** What the task requires **
Find every line in the data that contains the word "title". Return each of those lines.

** Record set **

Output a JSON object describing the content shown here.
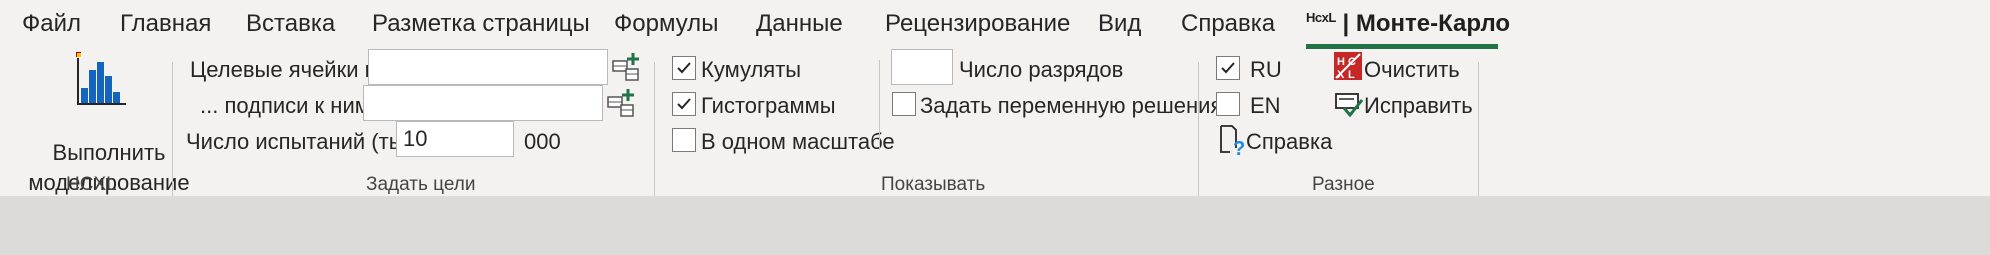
{
  "tabs": [
    "Файл",
    "Главная",
    "Вставка",
    "Разметка страницы",
    "Формулы",
    "Данные",
    "Рецензирование",
    "Вид",
    "Справка"
  ],
  "active_tab": {
    "prefix": "HcxL",
    "separator": "|",
    "label": "Монте-Карло"
  },
  "accent_color": "#217346",
  "groups": {
    "hcxl": {
      "run_button_line1": "Выполнить",
      "run_button_line2": "моделирование",
      "label": "HCXL"
    },
    "targets": {
      "target_cells_label": "Целевые ячейки и",
      "target_cells_value": "",
      "captions_label": "... подписи к ним",
      "captions_value": "",
      "trials_label": "Число испытаний (тыс)",
      "trials_value": "10",
      "trials_suffix": "000",
      "label": "Задать цели"
    },
    "show": {
      "cumulative": {
        "label": "Кумуляты",
        "checked": true
      },
      "histograms": {
        "label": "Гистограммы",
        "checked": true
      },
      "same_scale": {
        "label": "В одном масштабе",
        "checked": false
      },
      "digits_value": "",
      "digits_label": "Число разрядов",
      "decision_var": {
        "label": "Задать переменную решения",
        "checked": false
      },
      "label": "Показывать"
    },
    "misc": {
      "ru": {
        "label": "RU",
        "checked": true
      },
      "en": {
        "label": "EN",
        "checked": false
      },
      "help_label": "Справка",
      "clear_label": "Очистить",
      "fix_label": "Исправить",
      "label": "Разное"
    }
  }
}
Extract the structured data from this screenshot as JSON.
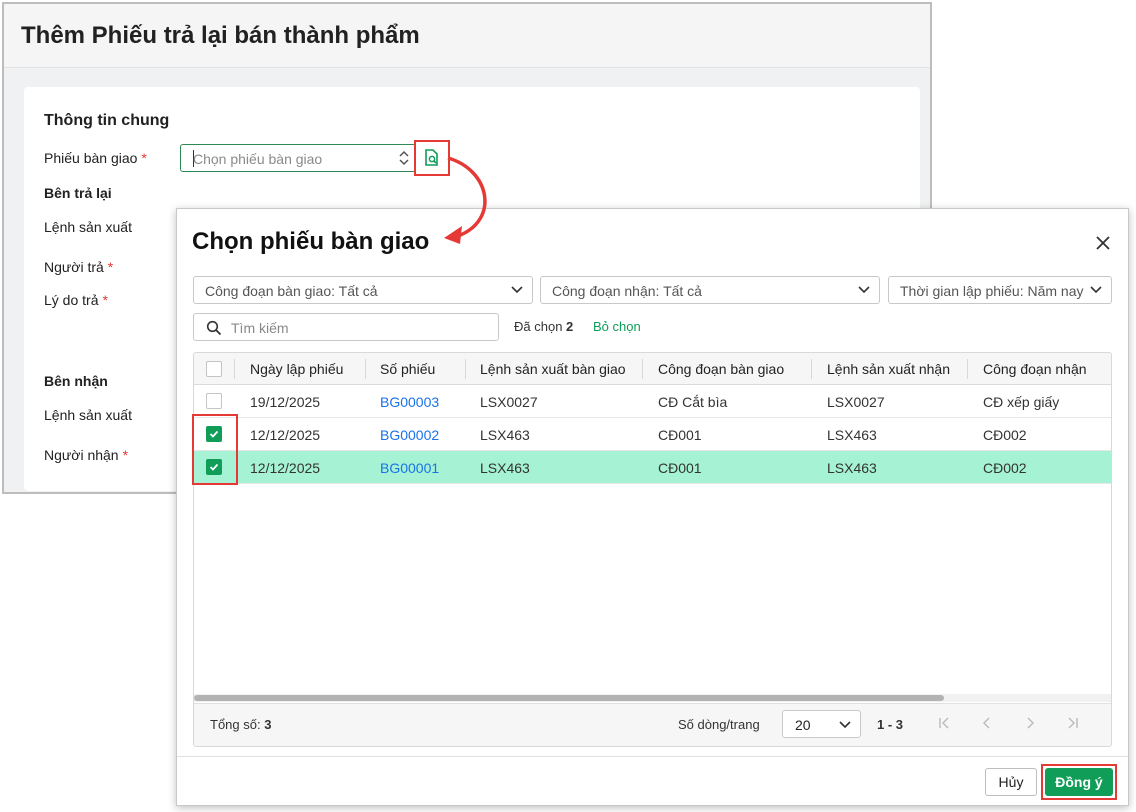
{
  "form": {
    "title": "Thêm Phiếu trả lại bán thành phẩm",
    "section_general": "Thông tin chung",
    "handover_label": "Phiếu bàn giao",
    "handover_placeholder": "Chọn phiếu bàn giao",
    "required_mark": "*",
    "return_side": "Bên trả lại",
    "production_order_label": "Lệnh sản xuất",
    "returner_label": "Người trả",
    "reason_label": "Lý do trả",
    "receive_side": "Bên nhận",
    "production_order_label_2": "Lệnh sản xuất",
    "receiver_label": "Người nhận"
  },
  "dialog": {
    "title": "Chọn phiếu bàn giao",
    "filters": [
      "Công đoạn bàn giao: Tất cả",
      "Công đoạn nhận: Tất cả",
      "Thời gian lập phiếu: Năm nay"
    ],
    "search_placeholder": "Tìm kiếm",
    "selected_label": "Đã chọn",
    "selected_count": "2",
    "deselect_label": "Bỏ chọn",
    "columns": [
      "Ngày lập phiếu",
      "Số phiếu",
      "Lệnh sản xuất bàn giao",
      "Công đoạn bàn giao",
      "Lệnh sản xuất nhận",
      "Công đoạn nhận"
    ],
    "rows": [
      {
        "checked": false,
        "date": "19/12/2025",
        "number": "BG00003",
        "from_order": "LSX0027",
        "from_stage": "CĐ Cắt bìa",
        "to_order": "LSX0027",
        "to_stage": "CĐ xếp giấy"
      },
      {
        "checked": true,
        "date": "12/12/2025",
        "number": "BG00002",
        "from_order": "LSX463",
        "from_stage": "CĐ001",
        "to_order": "LSX463",
        "to_stage": "CĐ002"
      },
      {
        "checked": true,
        "date": "12/12/2025",
        "number": "BG00001",
        "from_order": "LSX463",
        "from_stage": "CĐ001",
        "to_order": "LSX463",
        "to_stage": "CĐ002"
      }
    ],
    "total_label": "Tổng số:",
    "total_value": "3",
    "rows_per_page_label": "Số dòng/trang",
    "page_size": "20",
    "range": "1 - 3",
    "cancel_label": "Hủy",
    "ok_label": "Đồng ý"
  },
  "colors": {
    "accent": "#0f9d58",
    "highlight": "#e53935",
    "selected_row": "#a6f2d4",
    "link": "#1a73e8"
  }
}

** Completed exercise **
    "title": "Thêm Phiếu trả lại bán thành phẩm",
    "title": "Chọn phiếu bàn giao",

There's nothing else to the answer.